New techniques are producing laboratory-made diamonds that even experts have a hard time distinguishing from natural diamonds. The synthetic stones cost 20 percent to 50 percent of the price of similar natural diamonds, and they’re free of the ethical issues associated with mined diamonds. Still, there’s been no great rush to purchase the man-made gems — at least not yet.
One couple’s story
Would you buy, give or wear a synthetic diamond? New Orleans businessman Calvin Mills Jr. would — and did. He made a very public halftime proposal of marriage to his fiancee on the field of the 2014 Bayou Classic matchup between his alma mater, Southern University, and Grambling State. As he proposed, Mills slipped a 2.62 carat, pear-shaped synthetic diamond ring onto fiancee Brittany Ramsey’s finger. the stone cost $22,000.
Ramsey told that she appreciated the savings over the cost of a comparable natural stone. “I’d rather put that money toward our future together,” she said.
Manufacturers have synthesized diamonds for industrial uses for a long time. But the lab-made jewelry diamonds are of an even-higher quality. So far, they represent a small fraction of the overall diamond market, but demand is growing, .
Not cubic zirconia
These are not your mom’s cubic zirconia. Laboratory-produced stones must be labeled synthetic, lab-grown or lab-created.
Bloomberg explains how the stones are created:
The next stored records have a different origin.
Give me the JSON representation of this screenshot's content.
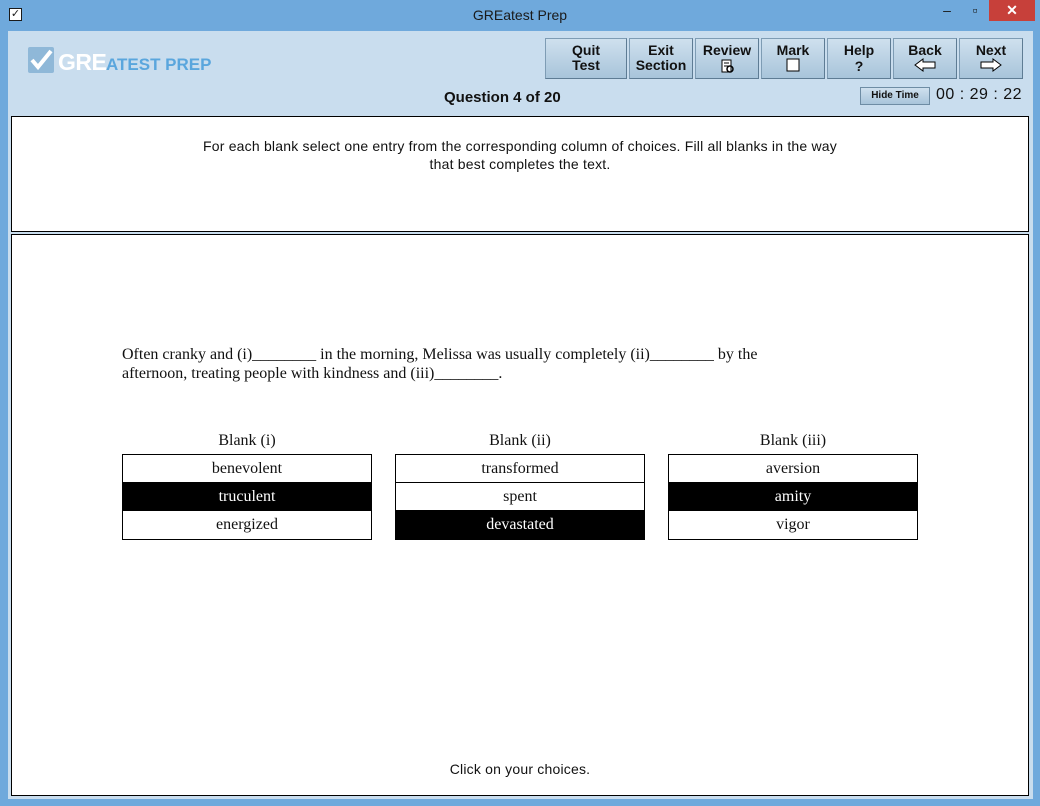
{
  "window": {
    "title": "GREatest Prep",
    "icons": {
      "app": "checkbox-icon",
      "minimize": "minimize-icon",
      "maximize": "maximize-icon",
      "close": "close-icon"
    }
  },
  "logo": {
    "gre": "GRE",
    "rest": "ATEST PREP"
  },
  "toolbar": {
    "quit": [
      "Quit",
      "Test"
    ],
    "exit": [
      "Exit",
      "Section"
    ],
    "review": "Review",
    "mark": "Mark",
    "help": "Help",
    "back": "Back",
    "next": "Next"
  },
  "question_header": "Question 4 of 20",
  "hide_time_label": "Hide Time",
  "timer": "00 : 29 : 22",
  "instructions": {
    "line1": "For each blank select one entry from the corresponding column of choices. Fill all blanks in the way",
    "line2": "that best completes the text."
  },
  "sentence": {
    "line1": "Often cranky and (i)________ in the morning, Melissa was usually completely (ii)________ by the",
    "line2": "afternoon, treating people with kindness and (iii)________."
  },
  "blanks": [
    {
      "header": "Blank (i)",
      "choices": [
        "benevolent",
        "truculent",
        "energized"
      ],
      "selected": 1
    },
    {
      "header": "Blank (ii)",
      "choices": [
        "transformed",
        "spent",
        "devastated"
      ],
      "selected": 2
    },
    {
      "header": "Blank (iii)",
      "choices": [
        "aversion",
        "amity",
        "vigor"
      ],
      "selected": 1
    }
  ],
  "footer_note": "Click on your choices."
}
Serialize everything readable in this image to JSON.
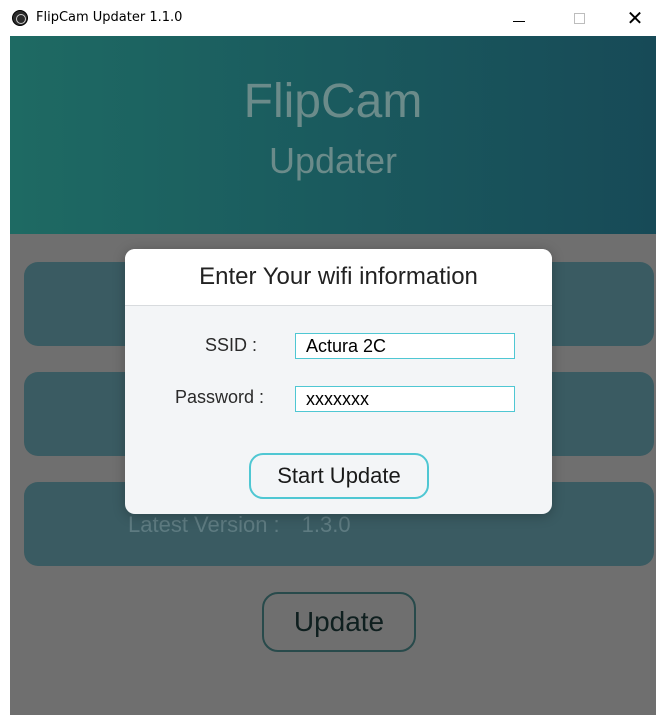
{
  "window": {
    "title": "FlipCam Updater 1.1.0",
    "app_icon": "flipcam-logo-icon",
    "controls": {
      "minimize": "minimize-icon",
      "maximize": "maximize-icon",
      "close": "close-icon",
      "close_glyph": "✕"
    }
  },
  "header": {
    "title": "FlipCam",
    "subtitle": "Updater"
  },
  "info": {
    "latest_label": "Latest Version :",
    "latest_value": "1.3.0"
  },
  "actions": {
    "update_label": "Update"
  },
  "modal": {
    "title": "Enter Your wifi information",
    "ssid_label": "SSID :",
    "ssid_value": "Actura 2C",
    "password_label": "Password :",
    "password_value": "xxxxxxx",
    "start_label": "Start Update"
  },
  "colors": {
    "header_gradient_start": "#1e6a63",
    "header_gradient_end": "#174a57",
    "accent_cyan": "#4fc7d3",
    "overlay_gray": "#6f6f6f"
  }
}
They’re made from a carbon seed placed in a microwave chamber with methane or another carbon-containing gas and superheated into a glowing plasma ball. That creates particles that crystallize into diamonds, a process that can take 10 weeks. The technology has progressed to the point that experts need a machine to tell synthesized gems apart from those extracted from mines or rivers.
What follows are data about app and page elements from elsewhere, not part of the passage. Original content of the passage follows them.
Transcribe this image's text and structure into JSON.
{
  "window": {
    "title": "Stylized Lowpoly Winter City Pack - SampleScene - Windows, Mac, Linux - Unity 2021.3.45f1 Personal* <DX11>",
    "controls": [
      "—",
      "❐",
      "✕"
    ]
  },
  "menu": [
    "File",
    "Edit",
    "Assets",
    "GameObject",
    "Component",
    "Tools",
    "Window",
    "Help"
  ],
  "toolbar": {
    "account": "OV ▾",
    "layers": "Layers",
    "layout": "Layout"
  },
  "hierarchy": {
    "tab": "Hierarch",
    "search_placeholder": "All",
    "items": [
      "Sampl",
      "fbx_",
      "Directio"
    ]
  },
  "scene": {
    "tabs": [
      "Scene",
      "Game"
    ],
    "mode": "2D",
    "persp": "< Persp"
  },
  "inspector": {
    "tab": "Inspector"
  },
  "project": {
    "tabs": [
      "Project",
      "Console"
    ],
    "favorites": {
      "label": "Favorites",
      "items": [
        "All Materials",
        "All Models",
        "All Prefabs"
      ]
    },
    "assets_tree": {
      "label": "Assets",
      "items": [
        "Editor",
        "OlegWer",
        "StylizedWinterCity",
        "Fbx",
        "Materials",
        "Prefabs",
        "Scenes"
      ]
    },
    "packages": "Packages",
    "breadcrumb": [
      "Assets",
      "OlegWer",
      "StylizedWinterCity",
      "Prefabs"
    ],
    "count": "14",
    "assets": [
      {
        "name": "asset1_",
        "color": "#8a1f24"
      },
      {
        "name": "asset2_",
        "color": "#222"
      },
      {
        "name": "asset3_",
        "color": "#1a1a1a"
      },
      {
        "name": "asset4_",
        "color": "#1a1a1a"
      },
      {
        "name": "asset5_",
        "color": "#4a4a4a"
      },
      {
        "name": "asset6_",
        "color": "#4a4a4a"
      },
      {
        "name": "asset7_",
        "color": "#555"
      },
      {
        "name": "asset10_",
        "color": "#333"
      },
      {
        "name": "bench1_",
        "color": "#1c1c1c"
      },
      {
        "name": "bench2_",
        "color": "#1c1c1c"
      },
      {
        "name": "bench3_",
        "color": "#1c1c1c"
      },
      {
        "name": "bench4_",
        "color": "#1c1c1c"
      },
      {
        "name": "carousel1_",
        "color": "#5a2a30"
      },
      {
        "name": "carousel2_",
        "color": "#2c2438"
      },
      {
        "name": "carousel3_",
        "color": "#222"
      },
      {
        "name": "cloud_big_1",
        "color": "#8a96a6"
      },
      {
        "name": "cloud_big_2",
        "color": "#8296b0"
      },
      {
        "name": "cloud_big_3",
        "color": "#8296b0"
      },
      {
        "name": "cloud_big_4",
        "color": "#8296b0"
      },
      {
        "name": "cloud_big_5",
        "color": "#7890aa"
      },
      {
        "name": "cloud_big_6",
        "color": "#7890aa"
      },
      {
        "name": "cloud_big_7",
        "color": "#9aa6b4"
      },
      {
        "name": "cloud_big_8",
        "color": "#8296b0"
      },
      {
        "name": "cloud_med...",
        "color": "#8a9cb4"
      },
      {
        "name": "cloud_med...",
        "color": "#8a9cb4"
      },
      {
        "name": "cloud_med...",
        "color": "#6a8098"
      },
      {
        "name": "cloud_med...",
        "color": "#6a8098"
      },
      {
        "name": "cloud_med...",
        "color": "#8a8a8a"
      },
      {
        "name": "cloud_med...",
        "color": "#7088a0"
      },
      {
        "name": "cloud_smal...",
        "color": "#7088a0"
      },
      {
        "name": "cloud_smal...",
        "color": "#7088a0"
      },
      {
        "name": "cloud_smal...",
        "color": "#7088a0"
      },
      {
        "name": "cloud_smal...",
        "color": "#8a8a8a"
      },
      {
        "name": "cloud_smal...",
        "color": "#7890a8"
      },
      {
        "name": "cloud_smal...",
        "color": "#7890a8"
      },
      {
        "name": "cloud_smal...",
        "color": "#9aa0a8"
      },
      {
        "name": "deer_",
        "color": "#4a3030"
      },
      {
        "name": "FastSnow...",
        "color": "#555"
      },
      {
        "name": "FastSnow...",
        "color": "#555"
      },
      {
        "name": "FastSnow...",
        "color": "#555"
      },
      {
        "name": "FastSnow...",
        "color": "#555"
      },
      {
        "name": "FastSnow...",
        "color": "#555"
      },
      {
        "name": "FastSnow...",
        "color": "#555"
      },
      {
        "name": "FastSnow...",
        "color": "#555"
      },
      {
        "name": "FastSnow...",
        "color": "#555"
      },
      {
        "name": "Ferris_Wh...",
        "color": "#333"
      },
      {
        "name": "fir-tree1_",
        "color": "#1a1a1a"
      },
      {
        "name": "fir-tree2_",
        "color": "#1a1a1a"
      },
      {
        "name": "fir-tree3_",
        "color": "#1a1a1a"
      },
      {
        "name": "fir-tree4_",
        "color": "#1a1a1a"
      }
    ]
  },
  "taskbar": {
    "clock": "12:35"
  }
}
Chemically, physically and optically the two kinds of diamonds are the same, said Tom Moses, chief laboratory and research officer at the GIA, which grades and evaluates diamonds.
The only thing differentiating them is how they are formed …
The romance factor
Some in the traditional diamond trade dismiss talk of synthetic stones as serious competition. Diamonds’ romantic history and earthy origins give them a unique emotional cache, they say. Also, while you may be able to recoup some of your investment by selling your natural diamond ring, that’s unlikely with a synthetic diamond.
Just to be safe, though, as , the diamond industry is spending $6 million annually on marketing to shore up the appeal of natural diamonds in the minds of American consumers, who make about 40 percent of diamond purchases.
Three reasons to buy a synthetic diamond
There are a few powerful reasons for consumers to prefer a synthetic stone:
1. Ethics: Some buyers — Calvin Mills Jr. was among them — worry they might be buying a “blood diamond” or “conflict diamond,” as described here by :
In African countries such as Angola, Democratic Republic of Congo and Sierra Leone, the profits from unregulated diamond trade are used to obtain weapons and fund armed conflicts. As a result, tens of thousands of civilians have been killed, raped, mutilated or abducted.
“International pressure on governments and the diamond industry to take action to eliminate conflict diamonds from international trade has had some success,” Reuters reported. But the problem persists in spite of corporate responsibility initiatives and international certification programs.
2. Cost: As Brittany Ramsey pointed out, there’s plenty of other things a young couple can do with tens of thousands of dollars than spend it on a rock. Here is Bloomberg’s comparison of prices for natural versus comparable synthetic diamonds:
- A 1-carat synthetic diamond costs around $6,000 compared with a $10,000 price tag for a 1-carat natural stone of the same quality.
- A 3.04-carat synthetic diamond sells for $23,000 while a mined stone of similar size and quality costs about $40,000.
3. Trust: This third reason for buying a synthetic stone — because you can be certain of what you’re getting — may seem counterintuitive at first.
The quality of synthetics is so high that the diamond industry acknowledges that it’s difficult even for experts to distinguish synthetics from natural stones.
“In the past two years reports have popped up of undisclosed mixing, breeding a level of mistrust within the diamond supply chain,” Reuters writes.
In 2012 the lab of the International Gemological Institute in Antwerp, Belgium, found 600 man-made stones among a group of 1,000 small diamonds that had been thought to be natural. The lab-made stones even contained impurities that apparently had been added to make them appear natural.
So think about it: Buying a frankly synthetic diamond at a price much lower than a comparable natural stone is protection against unknowingly paying full price for a counterfeit.
We’d love to hear your thoughts. Would you buy a synthetic diamond? Would you wear one? Post a comment below or on our . And if you know someone who may be in the market for an engagement ring, be sure to share this article with them!